No place for a woman

Regardless of some pioneering women in the early days of flight, perhaps most notably of course Amelia Earhart and Amy Johnson, decades later women still faced difficulties when trying to break into aviation. Yvonne Pope Sintes, the first British female jet airline captain, revealed some of these struggles in her published book, Trailblazer in Flight: Britain’s First Female Jet Airline Captain. Until the 1960s, women wanting an airline career were destined to be air stewardesses—and this is exactly how Yvonne began her career. After being turned down by the RAF, who said they wouldn’t train women pilots, she became a stewardess in the hope that the pilots would teach her how to fly. And indeed one captain, who had been an instructor during the war, offered to help. Once she had attended to passengers he would tutor her.

Despite all the odds, Yvonne joined Morton Air Services in 1965 but faced criticism from her colleagues – from both men and women. Other women viewed her with suspicion and as she recalls, made comments that the cockpit wasn’t a place for women, while one of her fellow pilots threatened to resign on announcement of her employment. In the face of early objections, Yvonne’s aviation career went from strength to strength, and she went on to become a captain with Dan-Air in 1972. Now in her eighties, she recalls her flying days with a real passion.

Women in aviation today

It seems the obstacles facing women these days are less policy-driven but more due to entrenched stereotypes: men are pilots and women are air stewardesses. In a British Airways poll just last year, 63% of women said they were put off a career as a professional airline pilot when they were growing up for reasons including a lack of visible role models and being told it was a man’s job.

•    20 per cent said when growing up, pilots were played by men on TV and in films.
•    20 per cent said they thought women could only be cabin crew.
•    13 per cent said they had never been on a plane flown by a female pilot.
•    10 per cent said they were told it was a man’s job when growing up.

The idea that there is a lack of female role models in aviation is a view shared by the British Air Line Pilots’ Association. Jim McAuslan, BALPA General Secretary, acknowledges a “frustration” that there are still comparatively few female pilots:

Women make great pilots, but unfortunately only five percent of our members and British pilots are women, and that’s disappointing. Our experience is that people at recruitment fairs are there because they’ve got a dream. It is a career that is achievable for everyone. So women should have the dream.

We welcome initiatives from British Airways and easyJet to encourage more women to join UK airlines. However, recruiting more female pilots appears to be just one part of the battle; airlines also need to ensure they retain and support pilots throughout their careers.

The industry and government need to do more to encourage people from less-affluent backgrounds to become pilots as well. The only criterion for determining whether to become a pilot should certainly not be gender, and not cash, but aptitude alone.”
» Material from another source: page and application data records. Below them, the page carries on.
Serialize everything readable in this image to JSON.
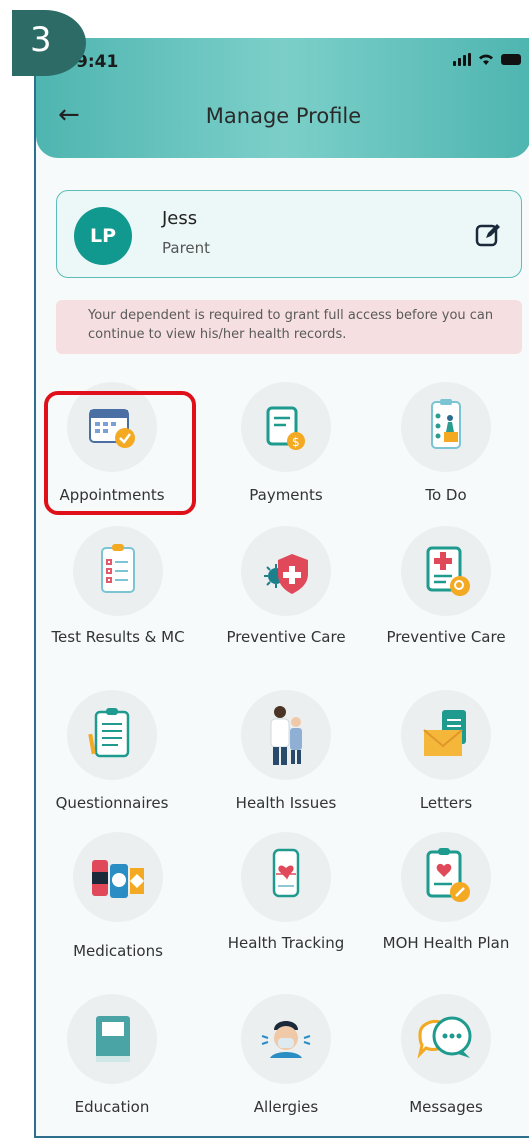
{
  "step_badge": "3",
  "status": {
    "time": "9:41"
  },
  "header": {
    "title": "Manage Profile"
  },
  "profile": {
    "initials": "LP",
    "name": "Jess",
    "role": "Parent"
  },
  "notice": "Your dependent is required to grant full access before you can continue to view his/her health records.",
  "menu": [
    {
      "label": "Appointments"
    },
    {
      "label": "Payments"
    },
    {
      "label": "To Do"
    },
    {
      "label": "Test Results & MC"
    },
    {
      "label": "Preventive Care"
    },
    {
      "label": "Preventive Care"
    },
    {
      "label": "Questionnaires"
    },
    {
      "label": "Health Issues"
    },
    {
      "label": "Letters"
    },
    {
      "label": "Medications"
    },
    {
      "label": "Health Tracking"
    },
    {
      "label": "MOH Health Plan"
    },
    {
      "label": "Education"
    },
    {
      "label": "Allergies"
    },
    {
      "label": "Messages"
    }
  ],
  "colors": {
    "accent": "#11988f",
    "header": "#4fb5b0",
    "highlight": "#e0101a",
    "badge": "#2d6b66"
  },
  "icons": [
    "back-arrow-icon",
    "edit-icon",
    "calendar-icon",
    "bill-icon",
    "clipboard-todo-icon",
    "test-results-icon",
    "virus-shield-icon",
    "medical-doc-icon",
    "questionnaire-icon",
    "doctor-icon",
    "envelope-icon",
    "medication-icon",
    "phone-heart-icon",
    "health-plan-icon",
    "book-icon",
    "allergy-icon",
    "chat-bubbles-icon"
  ]
}
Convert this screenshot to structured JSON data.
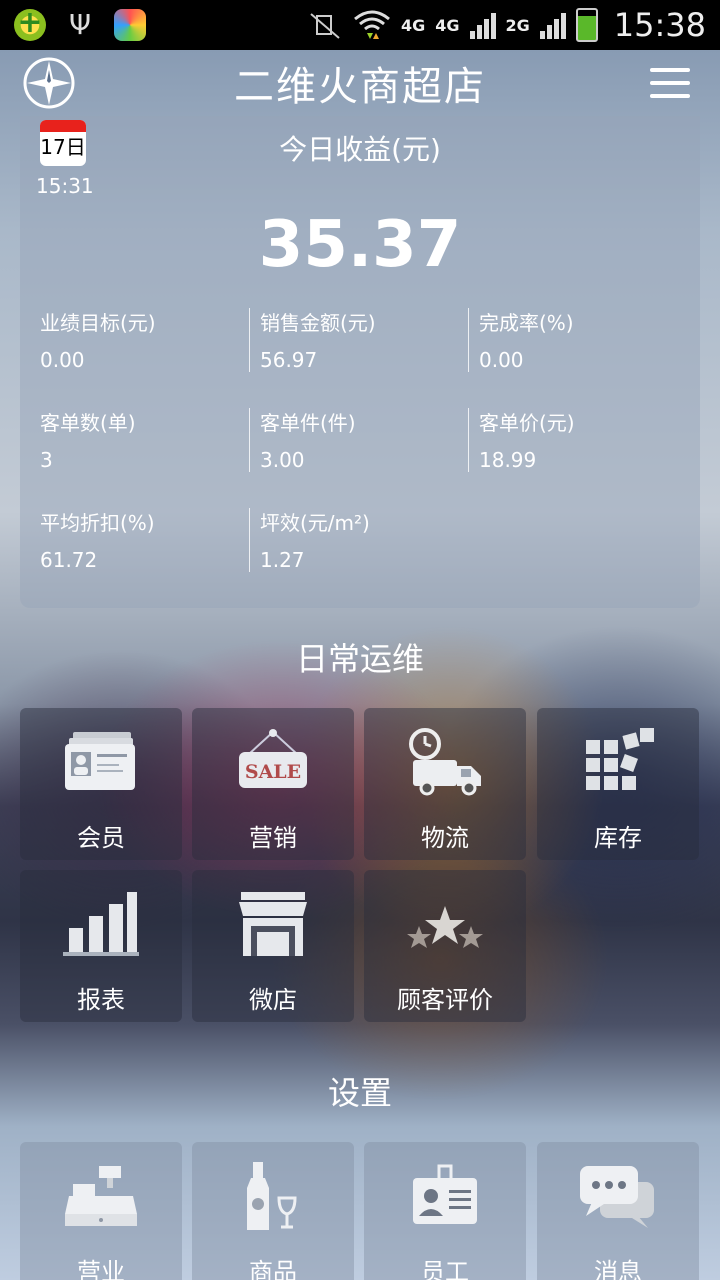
{
  "status_bar": {
    "network_1": "4G",
    "network_2": "4G",
    "network_3": "2G",
    "time": "15:38"
  },
  "header": {
    "title": "二维火商超店",
    "left_icon": "compass-icon",
    "right_icon": "menu-icon"
  },
  "earnings": {
    "calendar_day": "17日",
    "time": "15:31",
    "title": "今日收益(元)",
    "amount": "35.37",
    "stats": [
      {
        "label": "业绩目标(元)",
        "value": "0.00"
      },
      {
        "label": "销售金额(元)",
        "value": "56.97"
      },
      {
        "label": "完成率(%)",
        "value": "0.00"
      },
      {
        "label": "客单数(单)",
        "value": "3"
      },
      {
        "label": "客单件(件)",
        "value": "3.00"
      },
      {
        "label": "客单价(元)",
        "value": "18.99"
      },
      {
        "label": "平均折扣(%)",
        "value": "61.72"
      },
      {
        "label": "坪效(元/m²)",
        "value": "1.27"
      }
    ]
  },
  "daily_ops": {
    "title": "日常运维",
    "items": [
      {
        "label": "会员",
        "icon": "member-card-icon"
      },
      {
        "label": "营销",
        "icon": "sale-sign-icon"
      },
      {
        "label": "物流",
        "icon": "delivery-truck-icon"
      },
      {
        "label": "库存",
        "icon": "inventory-blocks-icon"
      },
      {
        "label": "报表",
        "icon": "bar-chart-icon"
      },
      {
        "label": "微店",
        "icon": "storefront-icon"
      },
      {
        "label": "顾客评价",
        "icon": "stars-icon"
      }
    ]
  },
  "settings": {
    "title": "设置",
    "items": [
      {
        "label": "营业",
        "icon": "cash-register-icon"
      },
      {
        "label": "商品",
        "icon": "wine-bottle-icon"
      },
      {
        "label": "员工",
        "icon": "employee-badge-icon"
      },
      {
        "label": "消息",
        "icon": "chat-bubbles-icon"
      }
    ]
  }
}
A need for more role models

Upon closer inspection there seems to be many women who are role models; TV’s Carol Vorderman is now a fully trained pilot, but perhaps a bigger issue is the lack of coverage and celebration of their achievements. We may see the landscape changing as more stories begin to emerge of female pilots.

Yvonne’s story is just one of many and despite early hurdles, she went on to enjoy a fantastic career. She is not only an inspiration to would-be female pilots, but anyone with a dream to chase; and although something might be difficult, it doesn’t necessarily mean it’s impossible.
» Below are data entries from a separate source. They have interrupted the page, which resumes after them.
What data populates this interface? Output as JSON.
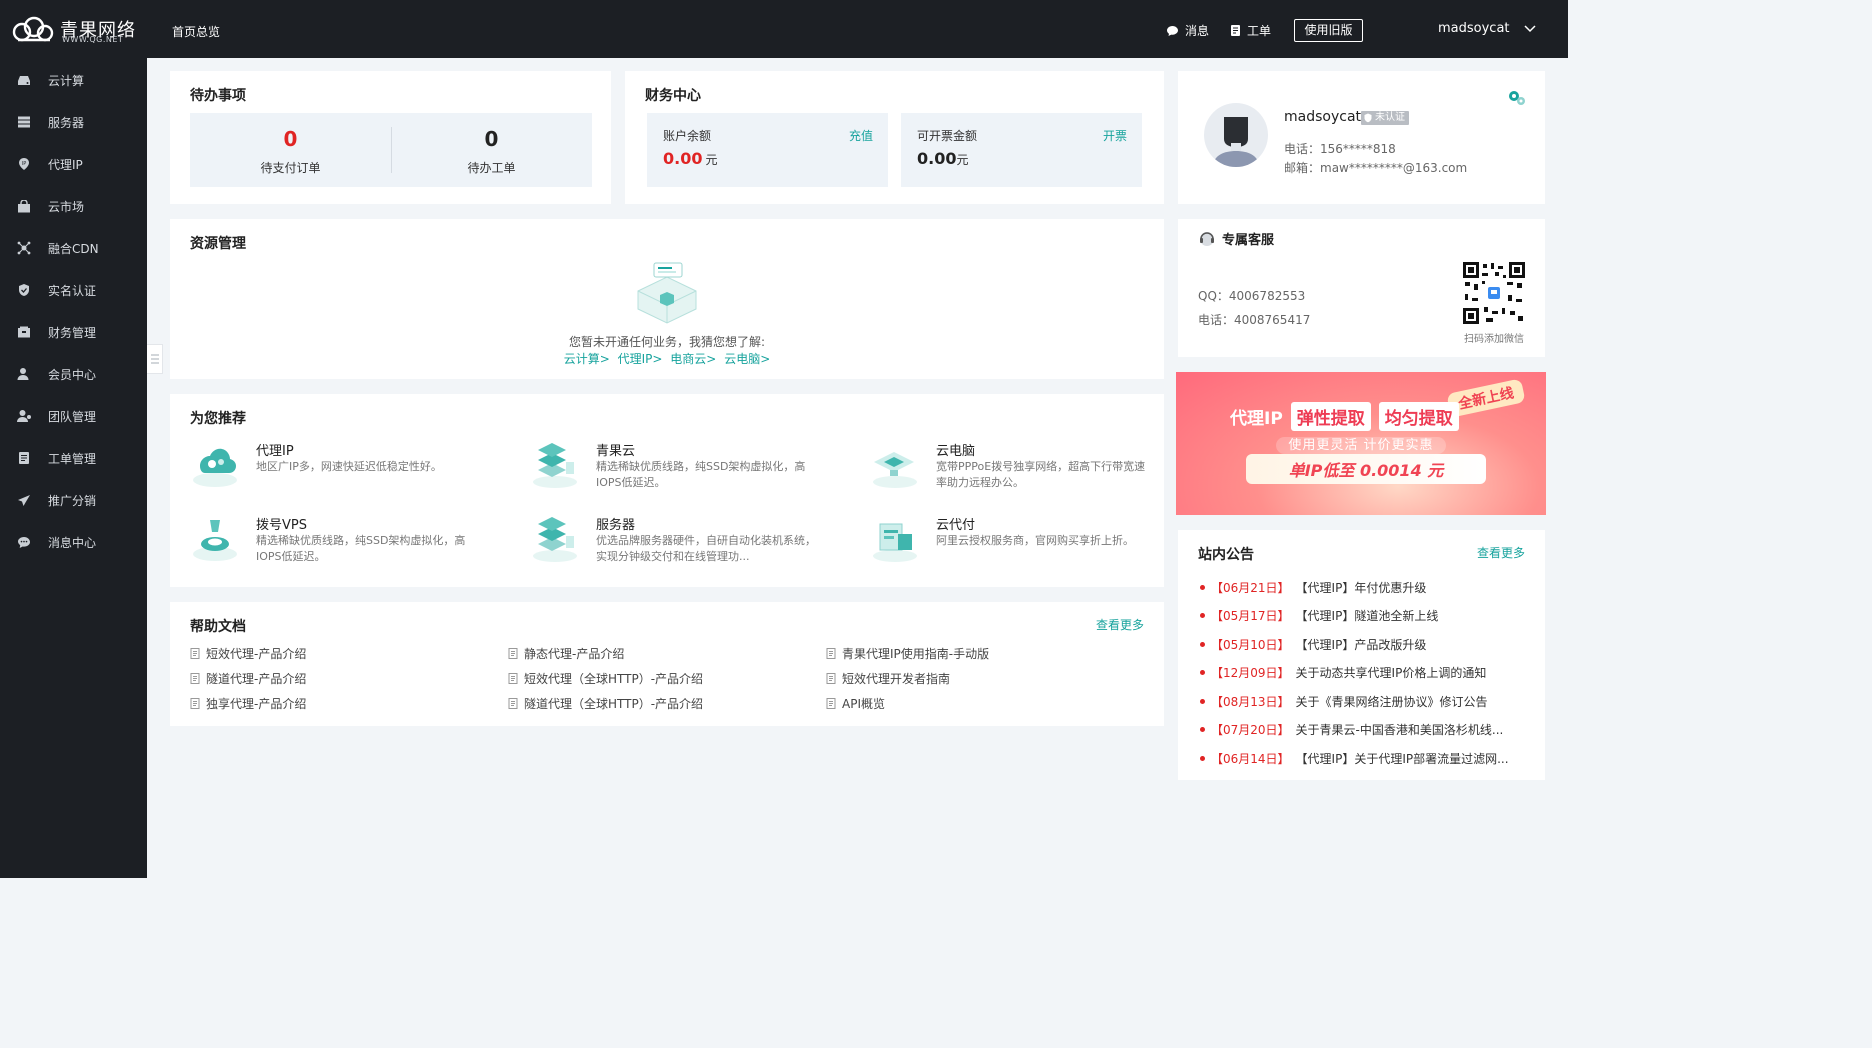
{
  "brand": {
    "name": "青果网络",
    "url": "WWW.QG.NET"
  },
  "header": {
    "breadcrumb": "首页总览",
    "messages_label": "消息",
    "tickets_label": "工单",
    "old_version_label": "使用旧版",
    "username": "madsoycat"
  },
  "sidebar": {
    "items": [
      {
        "label": "云计算",
        "icon": "cloud-drive-icon"
      },
      {
        "label": "服务器",
        "icon": "server-icon"
      },
      {
        "label": "代理IP",
        "icon": "location-pin-icon"
      },
      {
        "label": "云市场",
        "icon": "bag-icon"
      },
      {
        "label": "融合CDN",
        "icon": "network-icon"
      },
      {
        "label": "实名认证",
        "icon": "shield-check-icon"
      },
      {
        "label": "财务管理",
        "icon": "wallet-icon"
      },
      {
        "label": "会员中心",
        "icon": "member-icon"
      },
      {
        "label": "团队管理",
        "icon": "team-icon"
      },
      {
        "label": "工单管理",
        "icon": "ticket-icon"
      },
      {
        "label": "推广分销",
        "icon": "send-icon"
      },
      {
        "label": "消息中心",
        "icon": "chat-icon"
      }
    ]
  },
  "todo": {
    "title": "待办事项",
    "pending_orders": {
      "value": "0",
      "label": "待支付订单"
    },
    "pending_tickets": {
      "value": "0",
      "label": "待办工单"
    }
  },
  "finance": {
    "title": "财务中心",
    "balance": {
      "label": "账户余额",
      "value": "0.00",
      "unit": "元",
      "action": "充值"
    },
    "invoice": {
      "label": "可开票金额",
      "value": "0.00",
      "unit": "元",
      "action": "开票"
    }
  },
  "profile": {
    "username": "madsoycat",
    "verify_badge": "未认证",
    "phone": "电话：156*****818",
    "email": "邮箱：maw*********@163.com"
  },
  "resources": {
    "title": "资源管理",
    "empty_text": "您暂未开通任何业务，我猜您想了解:",
    "links": [
      "云计算>",
      "代理IP>",
      "电商云>",
      "云电脑>"
    ]
  },
  "recommend": {
    "title": "为您推荐",
    "items": [
      {
        "title": "代理IP",
        "desc": "地区广IP多，网速快延迟低稳定性好。",
        "icon": "proxy-ip-icon"
      },
      {
        "title": "青果云",
        "desc": "精选稀缺优质线路，纯SSD架构虚拟化，高IOPS低延迟。",
        "icon": "qingguo-cloud-icon"
      },
      {
        "title": "云电脑",
        "desc": "宽带PPPoE拨号独享网络，超高下行带宽速率助力远程办公。",
        "icon": "cloud-pc-icon"
      },
      {
        "title": "拨号VPS",
        "desc": "精选稀缺优质线路，纯SSD架构虚拟化，高IOPS低延迟。",
        "icon": "dial-vps-icon"
      },
      {
        "title": "服务器",
        "desc": "优选品牌服务器硬件，自研自动化装机系统，实现分钟级交付和在线管理功...",
        "icon": "server-rack-icon"
      },
      {
        "title": "云代付",
        "desc": "阿里云授权服务商，官网购买享折上折。",
        "icon": "cloud-pay-icon"
      }
    ]
  },
  "help_docs": {
    "title": "帮助文档",
    "more": "查看更多",
    "items": [
      "短效代理-产品介绍",
      "静态代理-产品介绍",
      "青果代理IP使用指南-手动版",
      "隧道代理-产品介绍",
      "短效代理（全球HTTP）-产品介绍",
      "短效代理开发者指南",
      "独享代理-产品介绍",
      "隧道代理（全球HTTP）-产品介绍",
      "API概览"
    ]
  },
  "service": {
    "title": "专属客服",
    "qq": "QQ：4006782553",
    "phone": "电话：4008765417",
    "qr_caption": "扫码添加微信"
  },
  "banner": {
    "corner": "全新上线",
    "headline": [
      "代理IP",
      "弹性提取",
      "均匀提取"
    ],
    "sub": "使用更灵活  计价更实惠",
    "price": "单IP低至 0.0014 元"
  },
  "announcements": {
    "title": "站内公告",
    "more": "查看更多",
    "items": [
      {
        "date": "【06月21日】",
        "text": "【代理IP】年付优惠升级"
      },
      {
        "date": "【05月17日】",
        "text": "【代理IP】隧道池全新上线"
      },
      {
        "date": "【05月10日】",
        "text": "【代理IP】产品改版升级"
      },
      {
        "date": "【12月09日】",
        "text": "关于动态共享代理IP价格上调的通知"
      },
      {
        "date": "【08月13日】",
        "text": "关于《青果网络注册协议》修订公告"
      },
      {
        "date": "【07月20日】",
        "text": "关于青果云-中国香港和美国洛杉机线..."
      },
      {
        "date": "【06月14日】",
        "text": "【代理IP】关于代理IP部署流量过滤网..."
      }
    ]
  },
  "colors": {
    "dark_bg": "#1c1f24",
    "page_bg": "#f2f5f8",
    "accent": "#17a39d",
    "alert_red": "#e02424"
  }
}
* A version of this article first appeared in The Log Summer 2015

** SFO Conor Convey is a member of BALPA National Executive Council and oversees projects within the Membership and Careers Services department.